Audience members agreed that Oddments theatre ensured that key moments from the book were not lost; in their programme mentioning some of Corrie's other family members they had to cut out. The play is moving and impactful for both old followers and for new discoverers of Corrie ten Boom’s story, like me, so much so I bought a copy of The Hiding Place book from the Oddments stall; so I can read all of Corrie’s book for myself.


In an interview with audience member, Gillian Parker she praised the performance “It was very moving and helped me appreciate the bravery of the ten Boom sisters and the strength of their faith.  I also found it was very true to the book which I have read”  


The set was so simple and so effective. Three boxes and two wardrobes which opened either side presented each location. Barred doors and bunk bed acted as the prions cells, showers and the beds in the concentration camp. This was such an insightful decision as this was all the audience needed to visualise these vastly differing living conditions Corrie lives through and ensures no exaggerated set can distract from the story. Plus, the set transitions were so smooth and seamless with this design.

With the acting, praise must equally go to every cast member. Barry Boyton was hilarious as Casper ten Boom; making light of the changing time, in the opening monologue of Corrie, and having to quickly change the set with each season as this old man. Then changing to the shocking and heavy moment where he is the German guard. Stephanie Wolfe as resilient Miss Smit and Jelena Kratz so convincing and terrifying as a Nazi guard; both had so many roles to play I cannot express the awe I had for these two actresses, who could convincingly portray each role.

Joanna Hodgson was the most inspirational Betsie,  who continued to rise above the situation; bringing the perfect positivity and truth in faith in the word of God; to bring laughs and comfort to the audience through the horror- just as Betsie did for Corrie. Sarah Bentley was such a motivational and convincing Corrie who captivated you with her emotions and storytelling of such a complicated part. Especially when Corrie went through the turmoil of her inner monologues which made me, as audience member, hold onto her every word and message she had as Corrie ten Boom. Of course credit must be given to the crew (Sadie Dyer, Emma Handcock and Jenny Costigan) who organised the show, delivered the set and ran sound and lighting for the night.

The scene that brought the audience to tears was the ending. Each cast member came out to the front and held the photos of the ten Boom family and from their hand silently and gracefully dropped petals of the Jewish Star to honour the Jews who had died in the war; reminding the audience that this was a true story they had witnessed and every distressing and overwhelming moment acted in the play happened. It was a beautiful and peaceful honouring to the sacrifice of the ten Boom family, who risked their lives to save others.


One amazing thing about Oddments Christian Theatre Company is the work they do in prisons, where they preach and perform for prisoners.

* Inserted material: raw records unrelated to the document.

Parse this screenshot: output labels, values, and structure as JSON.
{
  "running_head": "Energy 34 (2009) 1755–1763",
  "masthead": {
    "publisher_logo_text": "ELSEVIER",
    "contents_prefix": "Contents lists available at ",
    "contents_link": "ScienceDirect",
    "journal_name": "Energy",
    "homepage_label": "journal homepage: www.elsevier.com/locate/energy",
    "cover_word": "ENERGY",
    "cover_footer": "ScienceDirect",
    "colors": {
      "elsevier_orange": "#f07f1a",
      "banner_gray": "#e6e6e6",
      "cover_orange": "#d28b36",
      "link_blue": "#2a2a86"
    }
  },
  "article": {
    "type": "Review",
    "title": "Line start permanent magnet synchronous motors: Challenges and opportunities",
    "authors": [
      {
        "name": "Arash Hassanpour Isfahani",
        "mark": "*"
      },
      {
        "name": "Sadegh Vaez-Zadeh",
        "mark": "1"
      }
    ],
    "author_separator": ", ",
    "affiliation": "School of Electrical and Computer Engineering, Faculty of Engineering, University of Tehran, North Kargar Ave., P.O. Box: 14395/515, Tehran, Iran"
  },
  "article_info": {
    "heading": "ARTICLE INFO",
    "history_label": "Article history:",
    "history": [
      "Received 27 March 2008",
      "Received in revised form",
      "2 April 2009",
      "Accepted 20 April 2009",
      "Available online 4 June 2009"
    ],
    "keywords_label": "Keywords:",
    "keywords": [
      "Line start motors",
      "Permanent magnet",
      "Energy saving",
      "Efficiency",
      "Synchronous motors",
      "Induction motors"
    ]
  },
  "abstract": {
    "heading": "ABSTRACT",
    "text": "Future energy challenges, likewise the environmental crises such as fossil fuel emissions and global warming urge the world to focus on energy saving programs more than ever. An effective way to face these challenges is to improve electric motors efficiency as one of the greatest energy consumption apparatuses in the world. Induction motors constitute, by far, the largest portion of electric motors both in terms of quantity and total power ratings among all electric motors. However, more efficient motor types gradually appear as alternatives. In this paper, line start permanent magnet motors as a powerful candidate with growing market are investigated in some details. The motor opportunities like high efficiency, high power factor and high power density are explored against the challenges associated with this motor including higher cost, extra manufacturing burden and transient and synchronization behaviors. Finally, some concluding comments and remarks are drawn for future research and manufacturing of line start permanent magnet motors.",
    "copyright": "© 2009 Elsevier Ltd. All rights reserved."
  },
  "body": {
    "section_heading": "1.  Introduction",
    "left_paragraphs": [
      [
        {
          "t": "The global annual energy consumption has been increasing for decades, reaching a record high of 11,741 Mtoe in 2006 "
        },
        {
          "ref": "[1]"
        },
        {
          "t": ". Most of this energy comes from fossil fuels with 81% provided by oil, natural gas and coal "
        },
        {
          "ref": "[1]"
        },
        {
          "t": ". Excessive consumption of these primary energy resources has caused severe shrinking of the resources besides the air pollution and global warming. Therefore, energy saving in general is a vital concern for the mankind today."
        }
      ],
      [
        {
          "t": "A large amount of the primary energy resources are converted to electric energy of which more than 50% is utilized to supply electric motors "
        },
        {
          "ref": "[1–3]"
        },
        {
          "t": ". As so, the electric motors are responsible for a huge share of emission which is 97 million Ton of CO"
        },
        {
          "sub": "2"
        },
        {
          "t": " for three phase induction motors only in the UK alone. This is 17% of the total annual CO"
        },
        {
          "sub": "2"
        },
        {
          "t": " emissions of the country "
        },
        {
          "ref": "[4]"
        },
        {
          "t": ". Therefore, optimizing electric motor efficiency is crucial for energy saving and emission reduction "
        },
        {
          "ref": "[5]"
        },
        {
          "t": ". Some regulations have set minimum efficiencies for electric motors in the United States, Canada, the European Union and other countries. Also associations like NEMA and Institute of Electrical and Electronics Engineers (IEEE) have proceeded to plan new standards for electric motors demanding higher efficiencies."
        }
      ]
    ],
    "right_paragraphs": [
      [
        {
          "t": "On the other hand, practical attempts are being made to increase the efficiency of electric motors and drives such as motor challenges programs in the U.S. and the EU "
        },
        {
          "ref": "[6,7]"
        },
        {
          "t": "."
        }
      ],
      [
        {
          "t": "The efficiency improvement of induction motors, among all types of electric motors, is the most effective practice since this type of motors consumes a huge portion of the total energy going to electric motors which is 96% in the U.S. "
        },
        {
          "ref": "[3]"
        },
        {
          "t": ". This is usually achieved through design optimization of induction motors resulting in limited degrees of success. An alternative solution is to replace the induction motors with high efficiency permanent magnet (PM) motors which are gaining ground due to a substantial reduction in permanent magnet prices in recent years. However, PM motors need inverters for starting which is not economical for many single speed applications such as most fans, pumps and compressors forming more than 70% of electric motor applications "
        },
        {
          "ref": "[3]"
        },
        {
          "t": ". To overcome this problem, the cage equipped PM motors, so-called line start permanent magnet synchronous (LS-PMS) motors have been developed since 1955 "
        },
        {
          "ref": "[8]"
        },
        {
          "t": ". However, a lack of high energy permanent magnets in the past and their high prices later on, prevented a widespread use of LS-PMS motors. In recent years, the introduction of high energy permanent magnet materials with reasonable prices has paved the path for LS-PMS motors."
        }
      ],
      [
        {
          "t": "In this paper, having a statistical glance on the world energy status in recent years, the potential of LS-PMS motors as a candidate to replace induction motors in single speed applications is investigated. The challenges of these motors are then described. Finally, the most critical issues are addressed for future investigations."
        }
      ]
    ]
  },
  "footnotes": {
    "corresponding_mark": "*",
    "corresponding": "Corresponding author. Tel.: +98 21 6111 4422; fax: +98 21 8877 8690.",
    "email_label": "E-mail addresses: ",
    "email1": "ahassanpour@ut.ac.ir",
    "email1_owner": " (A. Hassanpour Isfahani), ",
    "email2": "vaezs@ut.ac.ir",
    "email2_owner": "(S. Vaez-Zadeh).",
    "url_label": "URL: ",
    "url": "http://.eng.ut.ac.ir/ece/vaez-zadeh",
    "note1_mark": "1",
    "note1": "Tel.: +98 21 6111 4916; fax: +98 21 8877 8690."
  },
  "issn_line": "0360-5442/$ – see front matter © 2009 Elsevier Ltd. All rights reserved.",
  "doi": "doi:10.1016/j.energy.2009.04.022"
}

If the work and heart-warming performances of this company encourage you to watch or book this play, not only will you get to experience this wonderful and moving story or other plays offered by Oddments you will be supporting their charity work and keeping the company alive; so many more can watch and learn the inspiration that is Corrie ten Boom’s The Hiding Place.